YOUR GOAL – Copy out all of the data below exactly, so that no word differs from the original.

Interface dataset entries
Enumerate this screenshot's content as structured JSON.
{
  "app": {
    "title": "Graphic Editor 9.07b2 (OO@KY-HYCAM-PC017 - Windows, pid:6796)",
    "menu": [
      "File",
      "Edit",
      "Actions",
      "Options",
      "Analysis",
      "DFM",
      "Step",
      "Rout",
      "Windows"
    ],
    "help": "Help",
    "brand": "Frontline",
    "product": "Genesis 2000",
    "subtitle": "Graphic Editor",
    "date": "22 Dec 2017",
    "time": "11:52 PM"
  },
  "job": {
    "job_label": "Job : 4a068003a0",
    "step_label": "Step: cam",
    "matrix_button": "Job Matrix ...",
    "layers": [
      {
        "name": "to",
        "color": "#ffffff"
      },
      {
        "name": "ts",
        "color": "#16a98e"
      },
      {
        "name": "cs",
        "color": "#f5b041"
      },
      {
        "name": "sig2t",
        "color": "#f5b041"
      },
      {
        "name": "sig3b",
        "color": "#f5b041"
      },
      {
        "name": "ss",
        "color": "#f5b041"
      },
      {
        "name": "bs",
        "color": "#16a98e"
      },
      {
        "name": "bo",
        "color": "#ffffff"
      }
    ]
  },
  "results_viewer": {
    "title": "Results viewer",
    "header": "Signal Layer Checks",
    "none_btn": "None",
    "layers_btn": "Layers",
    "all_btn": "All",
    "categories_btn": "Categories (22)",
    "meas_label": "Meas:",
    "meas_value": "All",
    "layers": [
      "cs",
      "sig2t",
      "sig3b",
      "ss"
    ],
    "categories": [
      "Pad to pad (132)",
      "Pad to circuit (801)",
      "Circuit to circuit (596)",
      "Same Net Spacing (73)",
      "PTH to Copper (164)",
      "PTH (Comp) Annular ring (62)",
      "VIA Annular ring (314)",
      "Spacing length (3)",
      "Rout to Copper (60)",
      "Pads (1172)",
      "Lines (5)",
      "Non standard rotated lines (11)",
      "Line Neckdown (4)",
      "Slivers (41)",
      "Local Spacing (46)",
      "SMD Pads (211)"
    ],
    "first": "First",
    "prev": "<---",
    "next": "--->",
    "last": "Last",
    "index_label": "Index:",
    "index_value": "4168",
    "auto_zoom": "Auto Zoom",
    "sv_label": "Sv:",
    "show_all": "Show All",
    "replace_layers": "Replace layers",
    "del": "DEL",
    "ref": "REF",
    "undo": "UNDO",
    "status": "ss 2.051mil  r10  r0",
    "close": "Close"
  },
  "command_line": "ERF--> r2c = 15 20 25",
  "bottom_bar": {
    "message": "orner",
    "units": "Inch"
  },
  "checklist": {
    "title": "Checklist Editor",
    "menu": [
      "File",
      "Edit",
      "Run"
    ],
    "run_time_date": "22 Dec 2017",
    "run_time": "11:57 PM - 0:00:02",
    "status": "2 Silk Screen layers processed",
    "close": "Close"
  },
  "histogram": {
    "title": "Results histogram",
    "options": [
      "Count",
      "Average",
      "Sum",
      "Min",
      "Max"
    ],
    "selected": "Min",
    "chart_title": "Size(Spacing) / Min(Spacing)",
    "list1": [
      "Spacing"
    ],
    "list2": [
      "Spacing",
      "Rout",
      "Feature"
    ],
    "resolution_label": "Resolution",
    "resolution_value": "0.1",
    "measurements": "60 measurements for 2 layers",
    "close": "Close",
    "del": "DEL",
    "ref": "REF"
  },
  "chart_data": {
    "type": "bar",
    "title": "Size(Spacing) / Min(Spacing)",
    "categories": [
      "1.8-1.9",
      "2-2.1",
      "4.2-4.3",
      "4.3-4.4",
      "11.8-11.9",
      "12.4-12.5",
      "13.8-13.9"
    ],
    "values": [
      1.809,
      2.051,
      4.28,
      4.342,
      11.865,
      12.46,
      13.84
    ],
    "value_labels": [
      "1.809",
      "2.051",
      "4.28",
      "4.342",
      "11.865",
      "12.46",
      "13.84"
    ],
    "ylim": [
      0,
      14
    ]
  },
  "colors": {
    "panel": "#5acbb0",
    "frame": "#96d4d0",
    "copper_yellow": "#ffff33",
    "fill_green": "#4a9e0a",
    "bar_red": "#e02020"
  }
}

OUTPUT OF THE TASK –
Enumerate this screenshot's content as structured JSON.
{
  "app": {
    "title": "Graphic Editor 9.07b2 (OO@KY-HYCAM-PC017 - Windows, pid:6796)",
    "menu": [
      "File",
      "Edit",
      "Actions",
      "Options",
      "Analysis",
      "DFM",
      "Step",
      "Rout",
      "Windows"
    ],
    "help": "Help",
    "brand": "Frontline",
    "product": "Genesis 2000",
    "subtitle": "Graphic Editor",
    "date": "22 Dec 2017",
    "time": "11:52 PM"
  },
  "job": {
    "job_label": "Job : 4a068003a0",
    "step_label": "Step: cam",
    "matrix_button": "Job Matrix ...",
    "layers": [
      {
        "name": "to",
        "color": "#ffffff"
      },
      {
        "name": "ts",
        "color": "#16a98e"
      },
      {
        "name": "cs",
        "color": "#f5b041"
      },
      {
        "name": "sig2t",
        "color": "#f5b041"
      },
      {
        "name": "sig3b",
        "color": "#f5b041"
      },
      {
        "name": "ss",
        "color": "#f5b041"
      },
      {
        "name": "bs",
        "color": "#16a98e"
      },
      {
        "name": "bo",
        "color": "#ffffff"
      }
    ]
  },
  "results_viewer": {
    "title": "Results viewer",
    "header": "Signal Layer Checks",
    "none_btn": "None",
    "layers_btn": "Layers",
    "all_btn": "All",
    "categories_btn": "Categories (22)",
    "meas_label": "Meas:",
    "meas_value": "All",
    "layers": [
      "cs",
      "sig2t",
      "sig3b",
      "ss"
    ],
    "categories": [
      "Pad to pad (132)",
      "Pad to circuit (801)",
      "Circuit to circuit (596)",
      "Same Net Spacing (73)",
      "PTH to Copper (164)",
      "PTH (Comp) Annular ring (62)",
      "VIA Annular ring (314)",
      "Spacing length (3)",
      "Rout to Copper (60)",
      "Pads (1172)",
      "Lines (5)",
      "Non standard rotated lines (11)",
      "Line Neckdown (4)",
      "Slivers (41)",
      "Local Spacing (46)",
      "SMD Pads (211)"
    ],
    "first": "First",
    "prev": "<---",
    "next": "--->",
    "last": "Last",
    "index_label": "Index:",
    "index_value": "4168",
    "auto_zoom": "Auto Zoom",
    "sv_label": "Sv:",
    "show_all": "Show All",
    "replace_layers": "Replace layers",
    "del": "DEL",
    "ref": "REF",
    "undo": "UNDO",
    "status": "ss 2.051mil  r10  r0",
    "close": "Close"
  },
  "command_line": "ERF--> r2c = 15 20 25",
  "bottom_bar": {
    "message": "orner",
    "units": "Inch"
  },
  "checklist": {
    "title": "Checklist Editor",
    "menu": [
      "File",
      "Edit",
      "Run"
    ],
    "run_time_date": "22 Dec 2017",
    "run_time": "11:57 PM - 0:00:02",
    "status": "2 Silk Screen layers processed",
    "close": "Close"
  },
  "histogram": {
    "title": "Results histogram",
    "options": [
      "Count",
      "Average",
      "Sum",
      "Min",
      "Max"
    ],
    "selected": "Min",
    "chart_title": "Size(Spacing) / Min(Spacing)",
    "list1": [
      "Spacing"
    ],
    "list2": [
      "Spacing",
      "Rout",
      "Feature"
    ],
    "resolution_label": "Resolution",
    "resolution_value": "0.1",
    "measurements": "60 measurements for 2 layers",
    "close": "Close",
    "del": "DEL",
    "ref": "REF"
  },
  "chart_data": {
    "type": "bar",
    "title": "Size(Spacing) / Min(Spacing)",
    "categories": [
      "1.8-1.9",
      "2-2.1",
      "4.2-4.3",
      "4.3-4.4",
      "11.8-11.9",
      "12.4-12.5",
      "13.8-13.9"
    ],
    "values": [
      1.809,
      2.051,
      4.28,
      4.342,
      11.865,
      12.46,
      13.84
    ],
    "value_labels": [
      "1.809",
      "2.051",
      "4.28",
      "4.342",
      "11.865",
      "12.46",
      "13.84"
    ],
    "ylim": [
      0,
      14
    ]
  },
  "colors": {
    "panel": "#5acbb0",
    "frame": "#96d4d0",
    "copper_yellow": "#ffff33",
    "fill_green": "#4a9e0a",
    "bar_red": "#e02020"
  }
}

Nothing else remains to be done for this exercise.